Given the right circumstances, tracked PV arrays can be a good design strategy, but at what cost? The answer to this question depends on several factors, including system size, solar access, and system type. See the “Cost” table (above) for a cost comparison of fixed versus tracking PV systems. Although the table shows that up-front system costs can be less expensive for a tracked system (even in areas like Seattle), this cost comparison does not include additional maintenance costs or savings from incentive programs. As noted, if the rebates are based on installed watts, this could make a fixed PV array less expensive.
Tracking arrays, like all pole-mounted arrays, are like big sails: Set several feet above the ground, they can experience significant wind-loading. To keep them in place, arrays are usually mounted on large poles (6 to 8 inches in diameter, or even bigger for taller poles), which must be set in large concrete footers.
Tracker components, especially the drive assembly for electronically controlled trackers, can be heavy, tipping the scales at more than 200 pounds. Often, they’ll need to be placed with a crane, backhoe bucket, or some other mechanical means.
When installing module home-run wiring, leave lots of wire length from the modules to the junction box on the pole. This will ensure that when the tracker is in its farthest positions the cables are not pulled tight. (Bundle these cables together with zip ties to keep the installation as tidy as possible.)
Electronically controlled trackers have an optical sensor that needs to be mounted at the top of the array.
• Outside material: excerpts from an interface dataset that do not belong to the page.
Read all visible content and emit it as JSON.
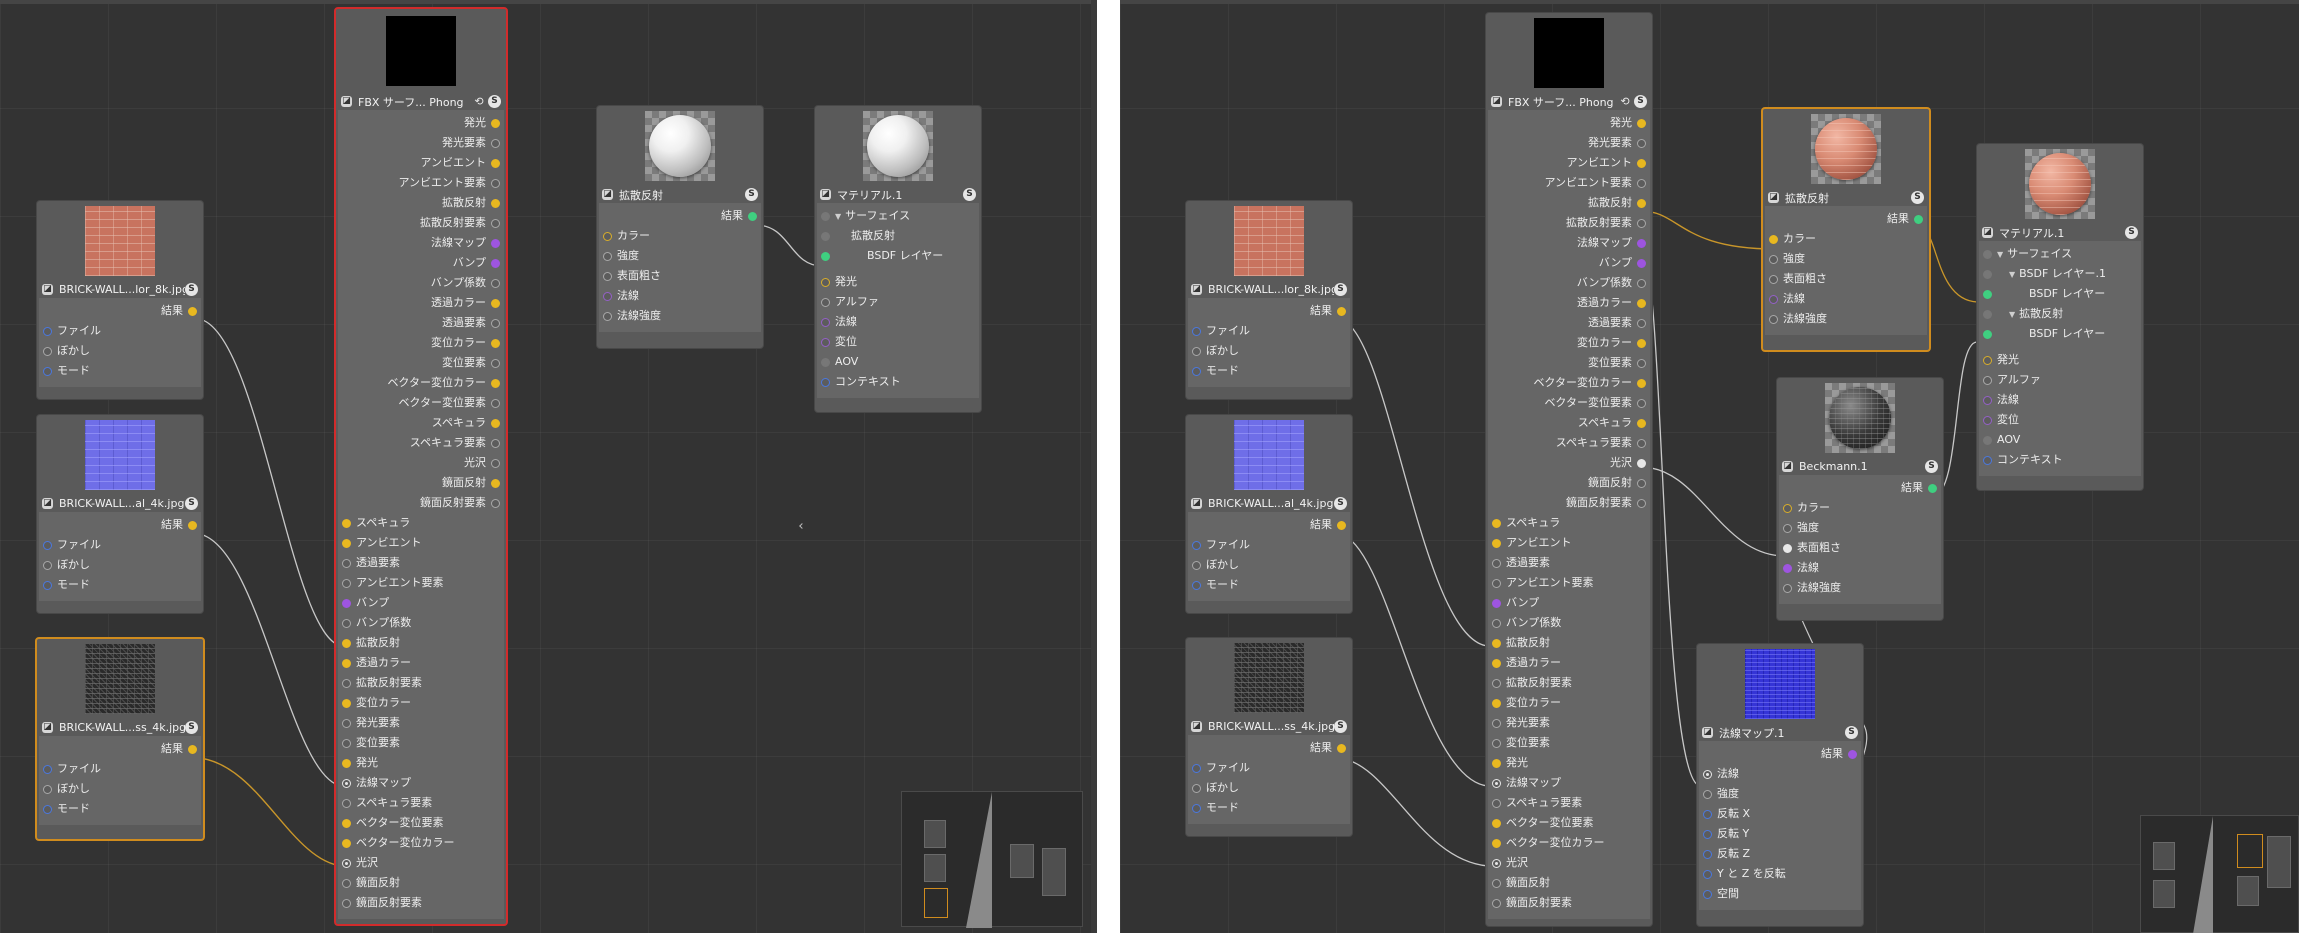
{
  "fbx_node": {
    "title": "FBX サーフ... Phong",
    "reset_glyph": "⟲",
    "badge": "S",
    "outputs": [
      "発光",
      "発光要素",
      "アンビエント",
      "アンビエント要素",
      "拡散反射",
      "拡散反射要素",
      "法線マップ",
      "バンプ",
      "バンプ係数",
      "透過カラー",
      "透過要素",
      "変位カラー",
      "変位要素",
      "ベクター変位カラー",
      "ベクター変位要素",
      "スペキュラ",
      "スペキュラ要素",
      "光沢",
      "鏡面反射",
      "鏡面反射要素"
    ],
    "inputs": [
      "スペキュラ",
      "アンビエント",
      "透過要素",
      "アンビエント要素",
      "バンプ",
      "バンプ係数",
      "拡散反射",
      "透過カラー",
      "拡散反射要素",
      "変位カラー",
      "発光要素",
      "変位要素",
      "発光",
      "法線マップ",
      "スペキュラ要素",
      "ベクター変位要素",
      "ベクター変位カラー",
      "光沢",
      "鏡面反射",
      "鏡面反射要素"
    ]
  },
  "texture_nodes": [
    {
      "title": "BRICK-WALL...lor_8k.jpg"
    },
    {
      "title": "BRICK-WALL...al_4k.jpg"
    },
    {
      "title": "BRICK-WALL...ss_4k.jpg"
    }
  ],
  "texture_rows": {
    "result": "結果",
    "file": "ファイル",
    "blur": "ぼかし",
    "mode": "モード"
  },
  "diffuse_node": {
    "title": "拡散反射",
    "result": "結果",
    "inputs": [
      "カラー",
      "強度",
      "表面粗さ",
      "法線",
      "法線強度"
    ]
  },
  "material_left": {
    "title": "マテリアル.1",
    "tree": [
      "サーフェイス",
      "拡散反射",
      "BSDF レイヤー"
    ],
    "inputs": [
      "発光",
      "アルファ",
      "法線",
      "変位",
      "AOV",
      "コンテキスト"
    ]
  },
  "material_right": {
    "title": "マテリアル.1",
    "tree": [
      "サーフェイス",
      "BSDF レイヤー.1",
      "BSDF レイヤー",
      "拡散反射",
      "BSDF レイヤー"
    ],
    "inputs": [
      "発光",
      "アルファ",
      "法線",
      "変位",
      "AOV",
      "コンテキスト"
    ]
  },
  "beckmann_node": {
    "title": "Beckmann.1",
    "result": "結果",
    "inputs": [
      "カラー",
      "強度",
      "表面粗さ",
      "法線",
      "法線強度"
    ]
  },
  "normalmap_node": {
    "title": "法線マップ.1",
    "result": "結果",
    "inputs": [
      "法線",
      "強度",
      "反転 X",
      "反転 Y",
      "反転 Z",
      "Y と Z を反転",
      "空間"
    ]
  },
  "badge_label": "S",
  "colors": {
    "wire_gold": "#c9962a",
    "wire_grey": "#c8c8c8",
    "selection_orange": "#d08c1e",
    "selection_red": "#d22b2b"
  }
}
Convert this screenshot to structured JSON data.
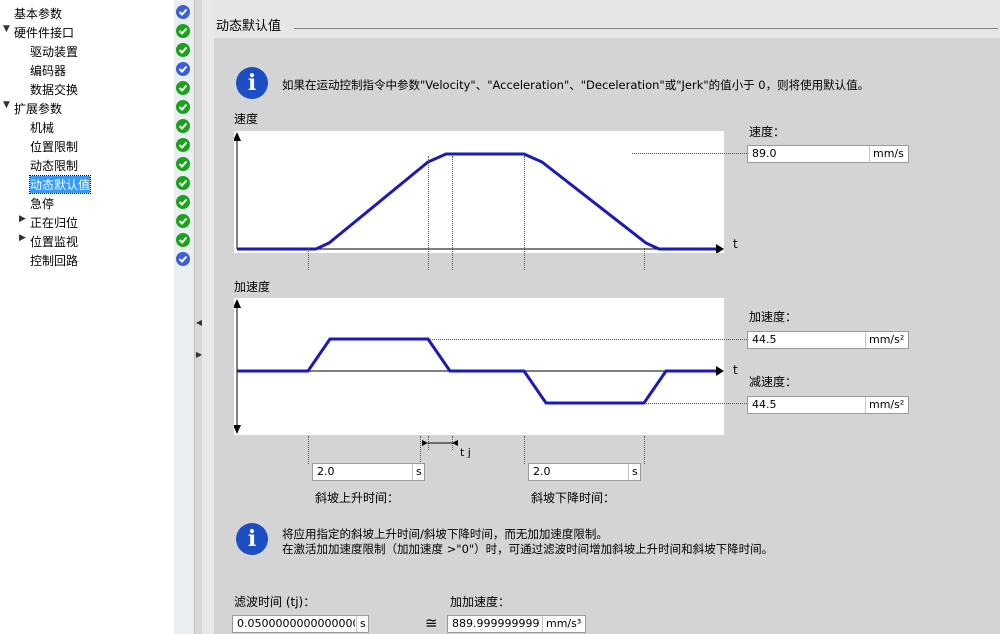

Also, a tracker controller needs to be mounted on the drive and powered either by the battery bank or AC power, if available. In the latter case, a switching power supply, another option at purchase, converts AC to DC to power the DC tracker controller. In either case, a power line needs to be appropriately planned for and run from the power source to the controller. Although the controller can be powered directly from the PV array, this option is discouraged—because there’s no power available from the PV array after sunset, the tracker must wait until the next morning to turn back to face the sun. During the summer months, the optical sensor can get confused as to which direction it should return, since it will end up pointing northwest in the evening. Tracker rotation must be limited to 180° to avoid this confusion. However, this limits the energy gain the tracker can yield in the summer months, since the sun’s azimuth angle exceeds 180°.
The decision to invest in a tracking PV array is a personal one based on budget and your willingness to deal with possible maintenance (or even repair) issues, since moving parts can break down. In the right circumstances, though, tracking systems can save money up-front and keep you on track to greater energy production.
Justine Sanchez is a NABCEP-certified PV installer, Home Power Technical Editor, and Solar Energy International instructor. Justine dreams of one day installing her own tracking PV array, but for now lives, works, and teaches from an on-grid, fixed-mounted, PV-powered home in Paonia, Colorado.
Ed Marue holds a bachelor’s degree in physics. He’s the principal of Solar Lava Development Corp., a sustainable architecture company, and the former owner of Tri-Ex Tower Corp. and chipmaker High Voltage Devices.
Array Technologies • www.wattsun.com
Small Power Systems • www.smallpowersystems.com
Zomeworks Corp. • www.zomeworks.com